FIVE TRANQUIL PLACES
TO CONNECT WITH NATURE
ON HILTON HEAD
There is so much more beauty on Hilton Head Island beyond the miles of
gorgeous beaches. Be sure to check out these tranquil places on the island in between your time spent on the beach and the bike paths.
AUDUBON NEWHALL PRESERVE
The Hilton Head Island Audubon Society owns and operates the 50 acre Audubon Newhall Preserve located on Palmetto Bay Road on Hilton Head Island. In the center of the Preserve is a beautiful pond, surrounded by benches. There are walking trails throughout the forest. The Preserve is usually open to the public from dawn to dusk daily. Self guided trail maps are available next to our bulletin board. Many native plants are labeled in our several distinctive ecosystems.
COASTAL DISCOVERY MUSEUM &
HONEY HORN PLANTATION
The Coastal Discovery Museum inspires people to care for the Lowcountry. With the Coastal Discovery Museum you may explore our beautiful yet fragile environment; learn about the region’s history, culture and art; and discover what makes the 68-acre Historic Honey Horn property so special. Most importantly, leave with the knowledge that you can make a difference by actively caring for our environment and heritage.
SEA PINES FOREST PRESERVE
Since 1970, the Sea Pines Forest Preserve has grown to include bridle paths, an archaeological site made of seashells. wetland boardwalks, bridges and fishing docks, creating even more ways for visitors to explore and enjoy this stunning and pristine part of Hilton Head Island.
Today, there are many ways to explore the natural wonders of Hilton Head Island. Choose from guided boat tours, horseback rides, fishing expeditions, or wagon tours, or simply pick up a map and stroll the trails at your own pace.
WHOOPING CRANE POND CONSERVANCY
Leatherwood Court, Hilton Head Plantation
Hilton Head Island, SC 29926

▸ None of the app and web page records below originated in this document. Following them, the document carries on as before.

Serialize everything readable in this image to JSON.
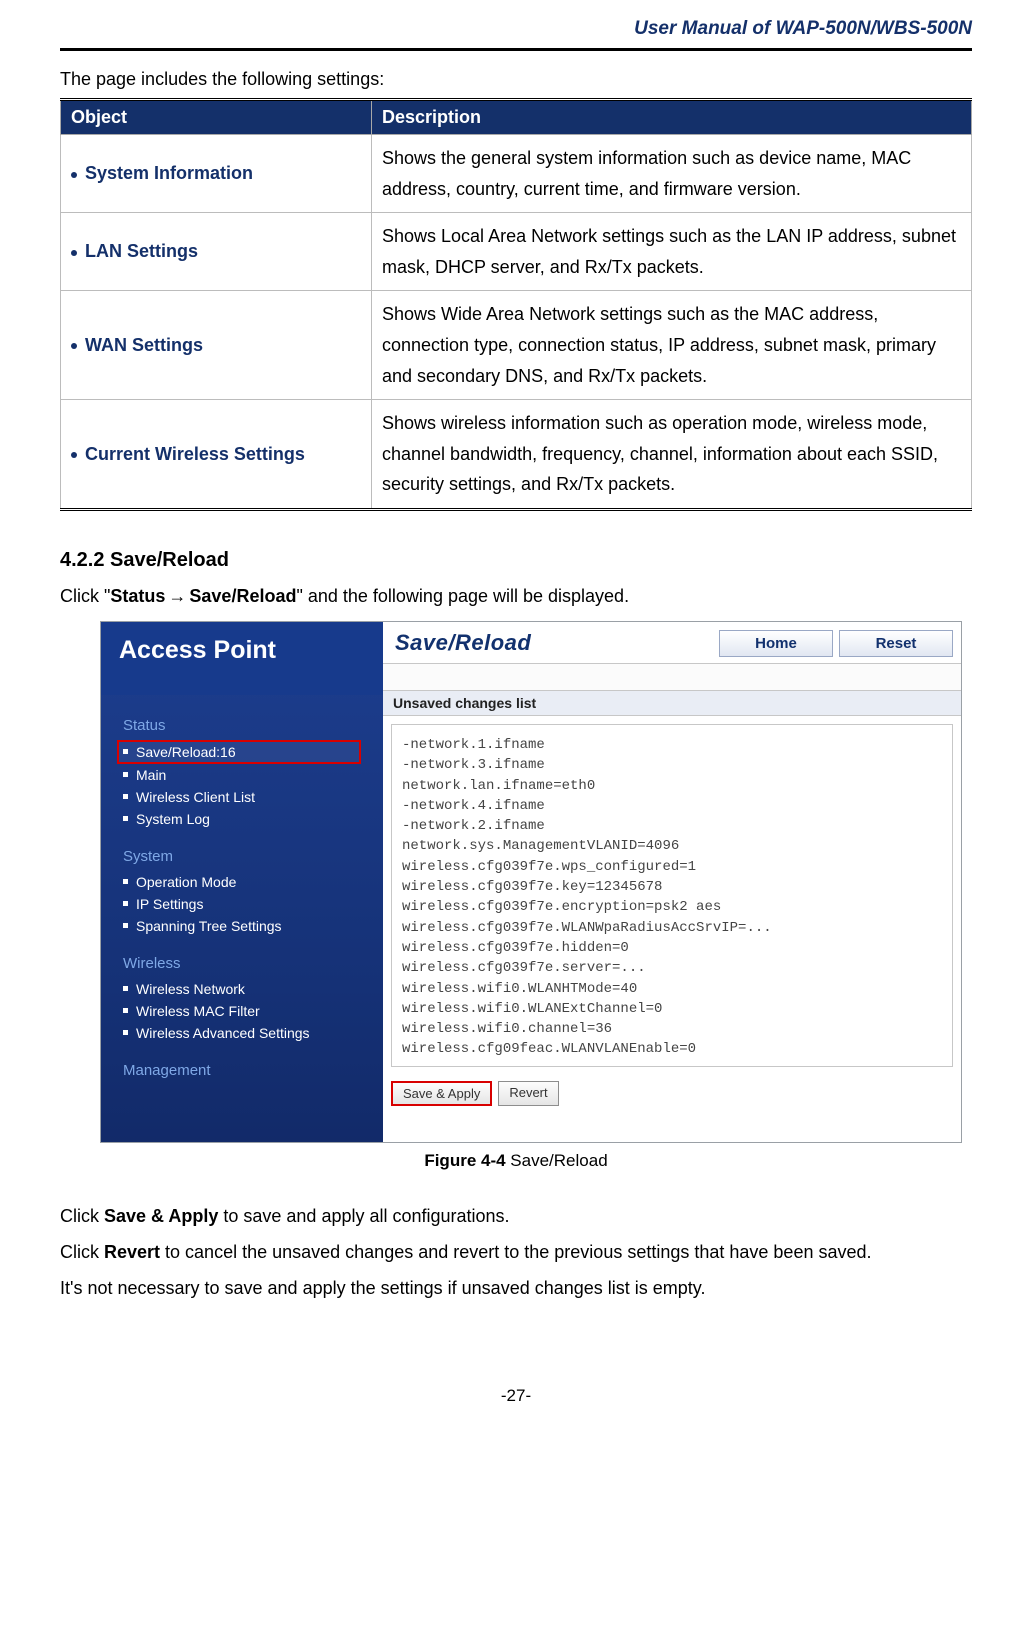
{
  "header": {
    "title": "User  Manual  of  WAP-500N/WBS-500N"
  },
  "intro": "The page includes the following settings:",
  "table": {
    "head": {
      "col1": "Object",
      "col2": "Description"
    },
    "rows": [
      {
        "obj": "System Information",
        "desc": "Shows the general system information such as device name, MAC address, country, current time, and firmware version."
      },
      {
        "obj": "LAN Settings",
        "desc": "Shows Local Area Network settings such as the LAN IP address, subnet mask, DHCP server, and Rx/Tx packets."
      },
      {
        "obj": "WAN Settings",
        "desc": "Shows Wide Area Network settings such as the MAC address, connection type, connection status, IP address, subnet mask, primary and secondary DNS, and Rx/Tx packets."
      },
      {
        "obj": "Current Wireless Settings",
        "desc": "Shows wireless information such as operation mode, wireless mode, channel bandwidth, frequency, channel, information about each SSID, security settings, and Rx/Tx packets."
      }
    ]
  },
  "section": {
    "num_title": "4.2.2   Save/Reload"
  },
  "navtext": {
    "pre": "Click \"",
    "b1": "Status",
    "b2": "Save/Reload",
    "post": "\" and the following page will be displayed."
  },
  "figure": {
    "side": {
      "brand": "Access Point",
      "groups": [
        {
          "name": "Status",
          "items": [
            {
              "label": "Save/Reload:16",
              "selected": true
            },
            {
              "label": "Main"
            },
            {
              "label": "Wireless Client List"
            },
            {
              "label": "System Log"
            }
          ]
        },
        {
          "name": "System",
          "items": [
            {
              "label": "Operation Mode"
            },
            {
              "label": "IP Settings"
            },
            {
              "label": "Spanning Tree Settings"
            }
          ]
        },
        {
          "name": "Wireless",
          "items": [
            {
              "label": "Wireless Network"
            },
            {
              "label": "Wireless MAC Filter"
            },
            {
              "label": "Wireless Advanced Settings"
            }
          ]
        },
        {
          "name": "Management",
          "items": []
        }
      ]
    },
    "main": {
      "title": "Save/Reload",
      "btn_home": "Home",
      "btn_reset": "Reset",
      "list_header": "Unsaved changes list",
      "changes_text": "-network.1.ifname\n-network.3.ifname\nnetwork.lan.ifname=eth0\n-network.4.ifname\n-network.2.ifname\nnetwork.sys.ManagementVLANID=4096\nwireless.cfg039f7e.wps_configured=1\nwireless.cfg039f7e.key=12345678\nwireless.cfg039f7e.encryption=psk2 aes\nwireless.cfg039f7e.WLANWpaRadiusAccSrvIP=...\nwireless.cfg039f7e.hidden=0\nwireless.cfg039f7e.server=...\nwireless.wifi0.WLANHTMode=40\nwireless.wifi0.WLANExtChannel=0\nwireless.wifi0.channel=36\nwireless.cfg09feac.WLANVLANEnable=0",
      "btn_save": "Save & Apply",
      "btn_revert": "Revert"
    },
    "caption_bold": "Figure 4-4",
    "caption_rest": " Save/Reload"
  },
  "after": {
    "p1a": "Click ",
    "p1b": "Save & Apply",
    "p1c": " to save and apply all configurations.",
    "p2a": "Click ",
    "p2b": "Revert",
    "p2c": " to cancel the unsaved changes and revert to the previous settings that have been saved.",
    "p3": "It's not necessary to save and apply the settings if unsaved changes list is empty."
  },
  "footer": {
    "page": "-27-"
  }
}
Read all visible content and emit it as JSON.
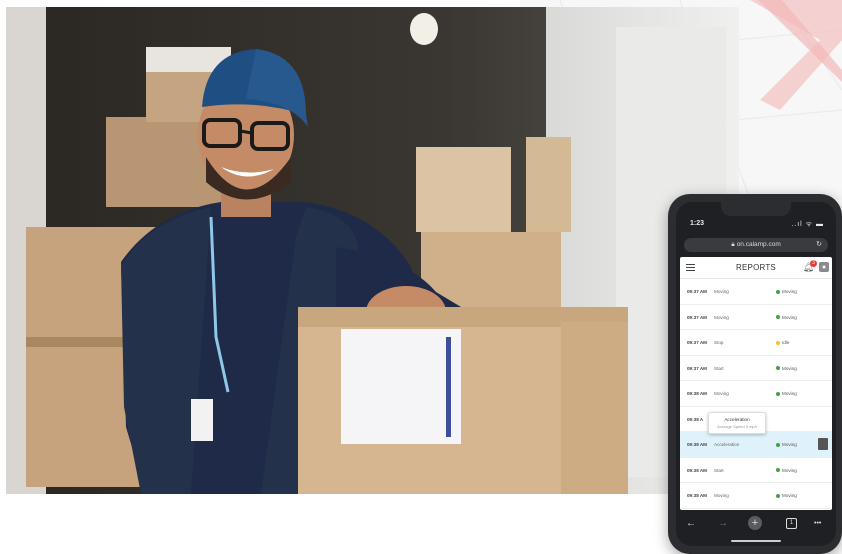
{
  "phone": {
    "status_time": "1:23",
    "status_icons": "..ıl ᯤ ▬",
    "url": "on.calamp.com",
    "app_title": "REPORTS",
    "notification_count": "3",
    "rows": [
      {
        "time": "09:37 AM",
        "event": "Moving",
        "status": "Moving",
        "status_color": "#43a047"
      },
      {
        "time": "09:37 AM",
        "event": "Moving",
        "status": "Moving",
        "status_color": "#43a047"
      },
      {
        "time": "09:37 AM",
        "event": "Stop",
        "status": "Idle",
        "status_color": "#fbc02d"
      },
      {
        "time": "09:37 AM",
        "event": "Start",
        "status": "Moving",
        "status_color": "#43a047"
      },
      {
        "time": "09:38 AM",
        "event": "Moving",
        "status": "Moving",
        "status_color": "#43a047"
      },
      {
        "time": "09:38 A",
        "event": "",
        "status": "",
        "status_color": "#43a047"
      },
      {
        "time": "09:38 AM",
        "event": "Acceleration",
        "status": "Moving",
        "status_color": "#43a047"
      },
      {
        "time": "09:38 AM",
        "event": "Start",
        "status": "Moving",
        "status_color": "#43a047"
      },
      {
        "time": "09:38 AM",
        "event": "Moving",
        "status": "Moving",
        "status_color": "#43a047"
      }
    ],
    "tooltip": {
      "title": "Acceleration",
      "subtitle": "Average Speed 0 mph"
    },
    "nav": {
      "back": "←",
      "forward": "→",
      "new_tab": "+",
      "tabs": "1",
      "more": "•••"
    }
  },
  "colors": {
    "map_accent": "#f2b8b8",
    "highlight_row": "#dff2fb"
  }
}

This 137 acre conservancy is located within Hilton Head Plantation. Formed as a shallow valley between ancient shoreline dunes, it consists primarily of freshwater black gum (or tupelo) forested swamp and open "savannah" swamp. Surrounding the wetlands is a swamp edge transition zone of thick, head-high bushes that separates the swamp from the pine dominated uplands. This breadth of habitats supports approximately 75 plant species and 100 wildlife species. There is a 1,100 foot, elevated boardwalk that allows access to the heart of the swamp, as well as three trails that allow further viewing of the various habitats.